In Los Angeles a 30-year-old college president named Dr. William Frank Graham has just become Billy to the nation, launching the biggest revival since the days of Billy Sunday, thirty years past. The new Billy makes the wild old Billy seem buttoned-down, New-Billy wears pastel suits and hand-painted ties, the best he can afford. He’s almost good looking enough to play a cowboy, a gunfighter, his soon-to-be-famous blue eyes glowering between his rock jaw and a wave of blonde hair. A hero or a villain? He has been to the desert, weeping over the wheel of his car on the outskirts of the city weeks before the revival, wandering alone in the dark through the California hills.
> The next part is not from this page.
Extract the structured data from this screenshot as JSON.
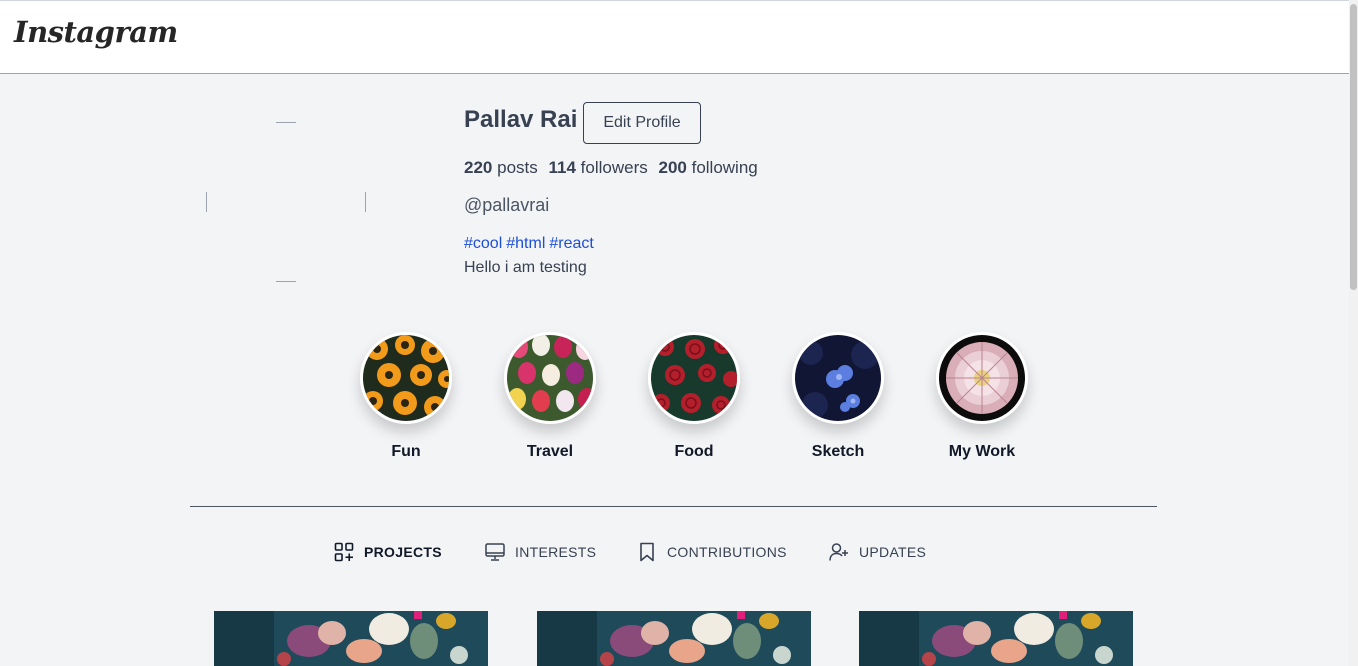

Submit, submit, urged his friend J. Edwin Orr, one of Abram’s “field representatives,” preaching his modern American gospel. Billy did not know how. Doubts swarmed his mind. Submit, submit, preaches Orr. “Starve doubt, feed freedom,” Abram advised.
In 1949, at the start of his great revival, Billy declares himself a free man with a trumpet-blast sermon, 20 straight verses from the prophet Isaiah as its opening. “Ah, sinful nation,” he begins, his voice curling around the crowd. “A people loaded with guilt, a brood of evildoers, children given to corruption!” To them he brought a vision: “Your cities burned by fire…!”
Just months past, the Soviets had tested their first nuclear weapon, years ahead of schedule. Mao had completed the Communist takeover of China, the “sleeping giant” of which FDR had warned the nation. Asia seemed lost, possibly as a result of Red traitors in the State Department Joe McCarthy charged, and Soviet tanks mustered in East Germany. The American forces facing off against them were meant at best to be a “trip wire,” to give the U.S. enough time to get its bombers in the air.
Too late. God has chosen Russia as His “chastening rod” and awarded her as her prize the flying saucers from the movies, the better to execute His wishes. Such was the writing on the screen. Scripture could not make it more plain: “In the first place,” declare the radio preachers,
we have the following biblical terminology which is descriptive of the Flying Saucer: Chariots of GOD, Wheels of Ezekiel and of Daniel, Glittering Spears, Shining Arrows, Flying Swords, Flying Sickles, Shafts of Lightning, Engines of War (from which are hurled Hailstones of Fire).
The list goes on:
Weapons of Indignation, Weapons out of His Armory, Weapons Out of Heaven, New Sharp Threshing Instrument, Whirlwinds, Burning Winds, Flaming Chariots, Armored Chariots, Chariots of Salvation.
Finally: “Clouds, when determined by context.”
The Christianity of American fundamentalism is a faith for futurists, the sort of people who delight in imagining what is to come next, even if it’s awful. The brightest of the believers realize that to hone one’s predictions, one must study the past as well. Our Ohio radio men declare that to be wise as serpents, one must be both a futurist and a historian. But World War II had changed the steady plod of Christian futurism, quickened it. Fundamentalism had at times raced toward apocalypse before, but never with such technology at its disposal—no rockets, no bombers, no nuclear missiles. The stakes are higher, the enemy stronger. In 1950, American fundamentalism responds with great imagination, not just following the popular trend of spotting flying saucers and aliens among us, but driving it into the future, old time religion resurrecting as the cyborg doctrine—part faith, part technology—that hums and blinks and winks from from the same screen on which you are reading this transmission from fundamentalism’s past.